Wide Eyed White Girl

I came to Florida because I wanted a change of scenery.
I had an unlucky (and untimely) break and I felt like things in my life were not going the way I had planned.
I was feeling negative, sorry for myself and all the while lost and ungrateful.
After vegging around for a week, I applied for some jobs. Not because I needed money to feed myself, or my family, but because I simply needed money to afford a ticket home and wanted some to spend on frivolous things.
I went in my first day with my bright blue bow tied neatly across my new black skirt expecting nothing and everything all at once. That day I was certainly not babied. I threw myself into selling and learned the art of sales goals and commission pay.
As the first week went on I met more and more of my coworkers.
I found them all to be pleasant people but all I was really worried about was how many pairs of boots I would be able to afford with my new discount.
Although still in their twenties, and many not much older than me, my coworkers all voiced their concerns in little ways. Never complaining, they would mention the number of children they had, the family they sent money to in foreign countries and their ineligibility to have their voices heard during election time.
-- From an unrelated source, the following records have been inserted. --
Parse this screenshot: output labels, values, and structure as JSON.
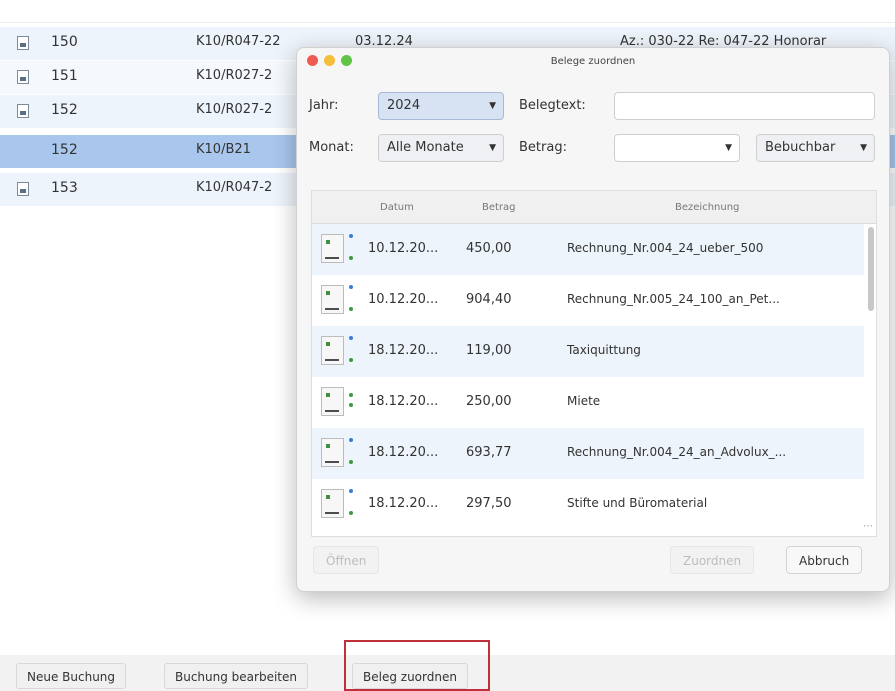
{
  "background_table": {
    "rows": [
      {
        "num": "150",
        "konto": "K10/R047-22",
        "datum": "03.12.24",
        "text": "Az.: 030-22 Re: 047-22 Honorar",
        "style": "alt",
        "icon": "doc-icon"
      },
      {
        "num": "151",
        "konto": "K10/R027-2",
        "datum": "",
        "text": "",
        "style": "plain",
        "icon": "doc-icon"
      },
      {
        "num": "152",
        "konto": "K10/R027-2",
        "datum": "",
        "text": "",
        "style": "alt",
        "icon": "doc-icon"
      },
      {
        "num": "152",
        "konto": "K10/B21",
        "datum": "",
        "text": "",
        "style": "sel",
        "icon": ""
      },
      {
        "num": "153",
        "konto": "K10/R047-2",
        "datum": "",
        "text": "",
        "style": "alt",
        "icon": "doc-icon"
      }
    ]
  },
  "buttons": {
    "neue_buchung": "Neue Buchung",
    "buchung_bearbeiten": "Buchung bearbeiten",
    "beleg_zuordnen": "Beleg zuordnen"
  },
  "dialog": {
    "title": "Belege zuordnen",
    "jahr_label": "Jahr:",
    "jahr_value": "2024",
    "belegtext_label": "Belegtext:",
    "belegtext_value": "",
    "monat_label": "Monat:",
    "monat_value": "Alle Monate",
    "betrag_label": "Betrag:",
    "betrag_value": "",
    "filter_value": "Bebuchbar",
    "columns": [
      "Datum",
      "Betrag",
      "Bezeichnung"
    ],
    "rows": [
      {
        "datum": "10.12.20...",
        "betrag": "450,00",
        "bezeichnung": "Rechnung_Nr.004_24_ueber_500"
      },
      {
        "datum": "10.12.20...",
        "betrag": "904,40",
        "bezeichnung": "Rechnung_Nr.005_24_100_an_Pet..."
      },
      {
        "datum": "18.12.20...",
        "betrag": "119,00",
        "bezeichnung": "Taxiquittung"
      },
      {
        "datum": "18.12.20...",
        "betrag": "250,00",
        "bezeichnung": "Miete"
      },
      {
        "datum": "18.12.20...",
        "betrag": "693,77",
        "bezeichnung": "Rechnung_Nr.004_24_an_Advolux_..."
      },
      {
        "datum": "18.12.20...",
        "betrag": "297,50",
        "bezeichnung": "Stifte und Büromaterial"
      }
    ],
    "oeffnen_label": "Öffnen",
    "zuordnen_label": "Zuordnen",
    "abbruch_label": "Abbruch"
  },
  "colors": {
    "selection": "#a9c6ec",
    "row_alt": "#eef4fb",
    "highlight_border": "#c0303c",
    "traffic_red": "#ee5b52",
    "traffic_yellow": "#f4bd3a",
    "traffic_green": "#5fc448"
  }
}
I had gone into things believing that I was a fairly positive, upbeat person.
But would I be that same person if I was in their shoes?
Retail jobs are not lucrative sought after careers for a reason. The pay stinks and the work can wear you out fast. Not to mention that the pay is minimum wage unless you somehow figure out how to beat the lofty sales goals.
I was positive because, although many personal struggles, I had grown up in a middle class suburb in a largely sheltered life. I had never known racism, never been judged based on the color of my skin or where I was born.
I am a wide eyed white girl.
Here were these people, coming from so many different backgrounds and huge, life struggles and they were more positive than me.
Every day I go to work knowing that God meant for me to meet these people.
The sweet Jamaican boy who loudly reminds me to praise God every day I wake up and be happy for life and dreams. He dreams of making it big one day, of bringing his family to the states and going to college.
I am 19 years old and I voluntarily took a semester off of college because I had broken a limb and decided that things were too hard for me. This man would give anything to go to college, including continuing to work his two jobs everyday as he does now.

What I mean to say is this, we are all in our own way 'wide eyed white girls'.
We go through struggles, some bigger than others, but in the end we must always remind ourselves to be thankful.
To share our smile and warmth with strangers and give with open hearts.
And remember, that no matter how hard things get, we must find some place in our soul to forgive, grow, dream and most of all continue to love.